“To best optimize both short-term objectives and create long-term efficiencies, marketing leaders must first focus on what to put spend behind versus where,” said Gartner Principal, Digital Performance Lili Meng.
Another way to put it? If you’re a customer-first organization, where can you focus your efforts to strengthen your customer engagement in the short and long term?
Only when you have a framework in place for your altered engagement approach can you start to peel back the layers of what you need to do in order to achieve your new goals.
Leaning on the CDP’s advanced capabilities to navigate disruptive times
The true value in a CDP lies in the increased agility and flexibility it gives to marketing.

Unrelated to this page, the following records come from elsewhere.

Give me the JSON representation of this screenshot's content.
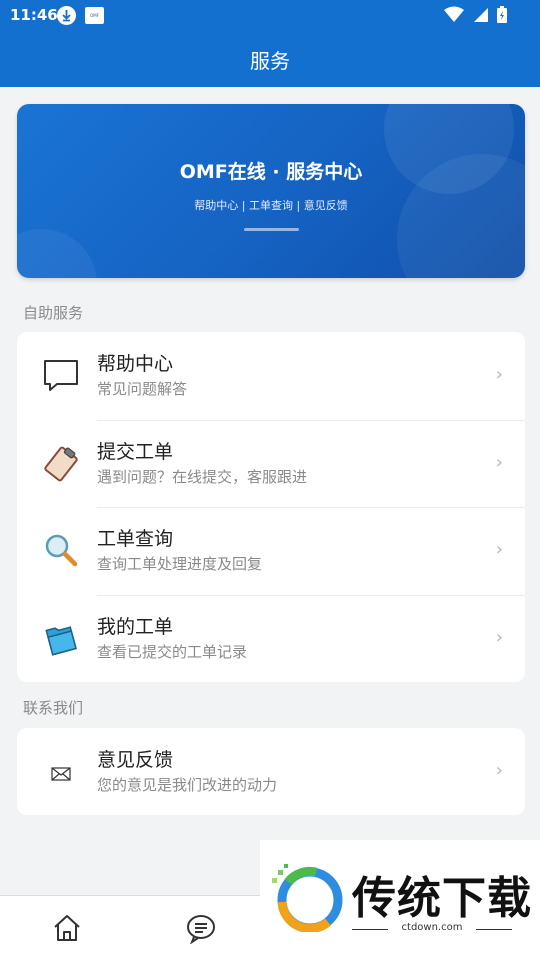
{
  "status_bar": {
    "time": "11:46",
    "app_logo_text": "OMF"
  },
  "header": {
    "title": "服务"
  },
  "banner": {
    "title": "OMF在线 · 服务中心",
    "subtitle": "帮助中心 | 工单查询 | 意见反馈"
  },
  "self_service": {
    "heading": "自助服务",
    "items": [
      {
        "title": "帮助中心",
        "subtitle": "常见问题解答",
        "icon": "chat-bubble-icon"
      },
      {
        "title": "提交工单",
        "subtitle": "遇到问题？在线提交，客服跟进",
        "icon": "clipboard-icon"
      },
      {
        "title": "工单查询",
        "subtitle": "查询工单处理进度及回复",
        "icon": "magnifier-icon"
      },
      {
        "title": "我的工单",
        "subtitle": "查看已提交的工单记录",
        "icon": "folder-icon"
      }
    ]
  },
  "contact": {
    "heading": "联系我们",
    "items": [
      {
        "title": "意见反馈",
        "subtitle": "您的意见是我们改进的动力",
        "icon": "envelope-icon"
      }
    ]
  },
  "chevron": "›",
  "bottom_nav": {
    "items": [
      "home-icon",
      "message-icon"
    ]
  },
  "watermark": {
    "text": "传统下载",
    "url": "ctdown.com"
  },
  "colors": {
    "primary": "#1470cf",
    "background": "#f2f3f5"
  }
}
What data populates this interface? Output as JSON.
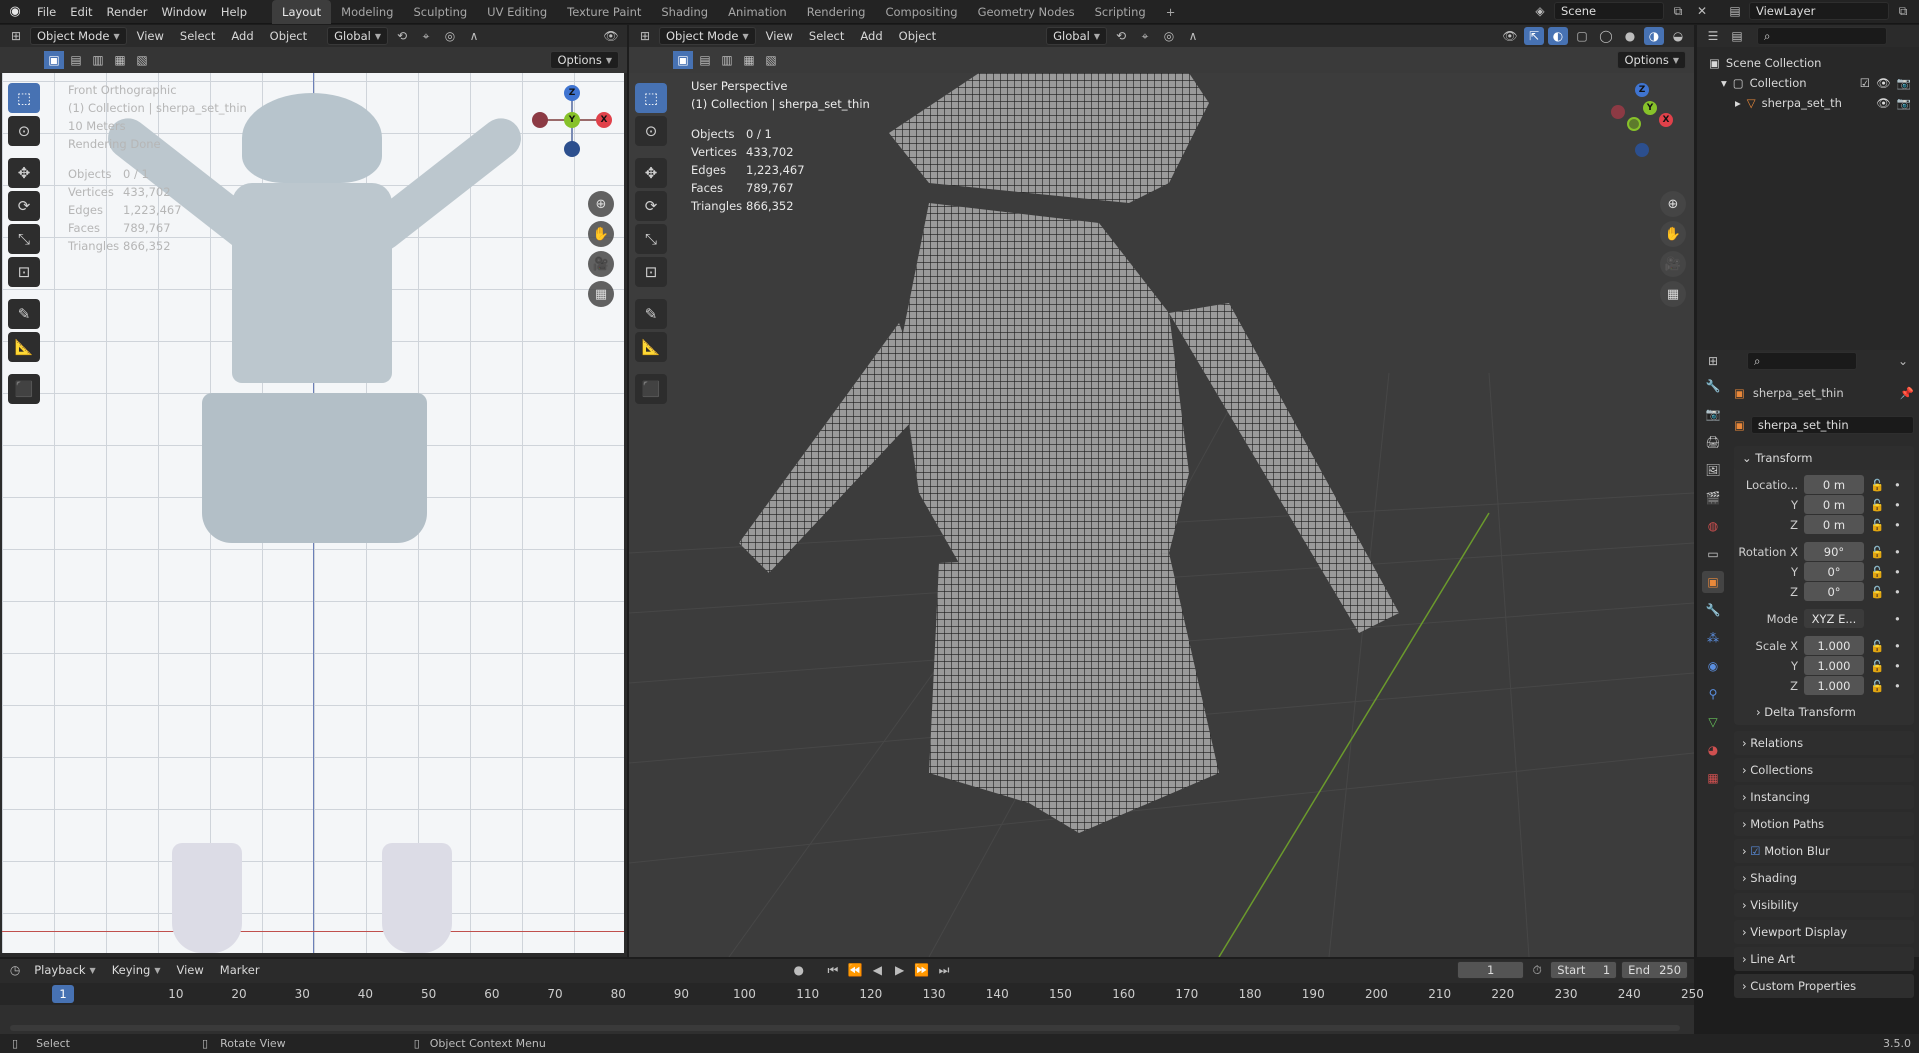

Having a CDP in place and being able to quickly make adjustments to the kind of personalization messaging and programs you run in marketing is invaluable.
Especially in dynamically changing times like today, marketers can make sweeping changes to their entire web experience and email campaigns in a matter of days in reaction to any macro factor largely because they have BlueConic at the center of their tech stack.
The addition of a CDP is about creating a glue between systems that didn’t exist before, while also making it easier to remove or consolidate systems as the business requires.
When all essential, accurate, up-to-date consumer data lives in one place and no onerous structures or limitations are put on it — as is the case for brands that utilize BlueConic — your company’s agility with your martech ecosystem increases markedly.
In short, the right people, processes, and tools — and a CDP as your data hub — can help you realize your desired strategic marketing plan during the tough times and, ultimately, ensure you and your business come out the other side of a given crisis even stronger.
Learn how you can modify your customer engagement model and adapt to the new business and marketing climate accordingly in our in-depth eBook.